• **What you have to do**
Please give the entries again in full and exactly, without any picture.

• **Available data**
----------
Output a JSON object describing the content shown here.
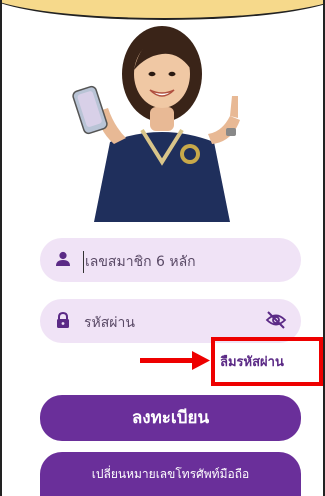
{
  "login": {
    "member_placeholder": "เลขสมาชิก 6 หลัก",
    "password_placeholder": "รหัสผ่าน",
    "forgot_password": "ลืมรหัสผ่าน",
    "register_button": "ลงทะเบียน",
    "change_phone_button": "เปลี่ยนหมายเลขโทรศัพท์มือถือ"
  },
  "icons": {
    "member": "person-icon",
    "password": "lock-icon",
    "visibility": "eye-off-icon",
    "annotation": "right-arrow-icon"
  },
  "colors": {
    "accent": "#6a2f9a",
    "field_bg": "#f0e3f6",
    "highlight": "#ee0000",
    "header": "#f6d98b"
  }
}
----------
• **Response to the task**
Output a JSON object describing the content shown here.
{
  "login": {
    "member_placeholder": "เลขสมาชิก 6 หลัก",
    "password_placeholder": "รหัสผ่าน",
    "forgot_password": "ลืมรหัสผ่าน",
    "register_button": "ลงทะเบียน",
    "change_phone_button": "เปลี่ยนหมายเลขโทรศัพท์มือถือ"
  },
  "icons": {
    "member": "person-icon",
    "password": "lock-icon",
    "visibility": "eye-off-icon",
    "annotation": "right-arrow-icon"
  },
  "colors": {
    "accent": "#6a2f9a",
    "field_bg": "#f0e3f6",
    "highlight": "#ee0000",
    "header": "#f6d98b"
  }
}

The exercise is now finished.